» Task prompt
Give back all the data exactly as it was written.
START Working data
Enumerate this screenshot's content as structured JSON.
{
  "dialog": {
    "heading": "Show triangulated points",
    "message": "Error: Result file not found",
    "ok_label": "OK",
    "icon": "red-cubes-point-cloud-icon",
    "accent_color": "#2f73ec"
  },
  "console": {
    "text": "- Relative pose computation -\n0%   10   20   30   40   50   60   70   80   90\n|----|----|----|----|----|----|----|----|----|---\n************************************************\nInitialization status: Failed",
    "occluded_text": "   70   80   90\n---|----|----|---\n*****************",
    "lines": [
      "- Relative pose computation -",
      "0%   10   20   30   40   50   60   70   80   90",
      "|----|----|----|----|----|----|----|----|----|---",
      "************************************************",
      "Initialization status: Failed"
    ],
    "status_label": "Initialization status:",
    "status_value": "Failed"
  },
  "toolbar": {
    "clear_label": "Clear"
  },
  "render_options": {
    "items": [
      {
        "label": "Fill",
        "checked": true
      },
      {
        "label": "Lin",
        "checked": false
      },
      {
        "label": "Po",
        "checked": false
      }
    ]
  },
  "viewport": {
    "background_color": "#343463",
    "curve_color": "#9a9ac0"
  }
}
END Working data
» Task response
Enumerate this screenshot's content as structured JSON.
{
  "dialog": {
    "heading": "Show triangulated points",
    "message": "Error: Result file not found",
    "ok_label": "OK",
    "icon": "red-cubes-point-cloud-icon",
    "accent_color": "#2f73ec"
  },
  "console": {
    "text": "- Relative pose computation -\n0%   10   20   30   40   50   60   70   80   90\n|----|----|----|----|----|----|----|----|----|---\n************************************************\nInitialization status: Failed",
    "occluded_text": "   70   80   90\n---|----|----|---\n*****************",
    "lines": [
      "- Relative pose computation -",
      "0%   10   20   30   40   50   60   70   80   90",
      "|----|----|----|----|----|----|----|----|----|---",
      "************************************************",
      "Initialization status: Failed"
    ],
    "status_label": "Initialization status:",
    "status_value": "Failed"
  },
  "toolbar": {
    "clear_label": "Clear"
  },
  "render_options": {
    "items": [
      {
        "label": "Fill",
        "checked": true
      },
      {
        "label": "Lin",
        "checked": false
      },
      {
        "label": "Po",
        "checked": false
      }
    ]
  },
  "viewport": {
    "background_color": "#343463",
    "curve_color": "#9a9ac0"
  }
}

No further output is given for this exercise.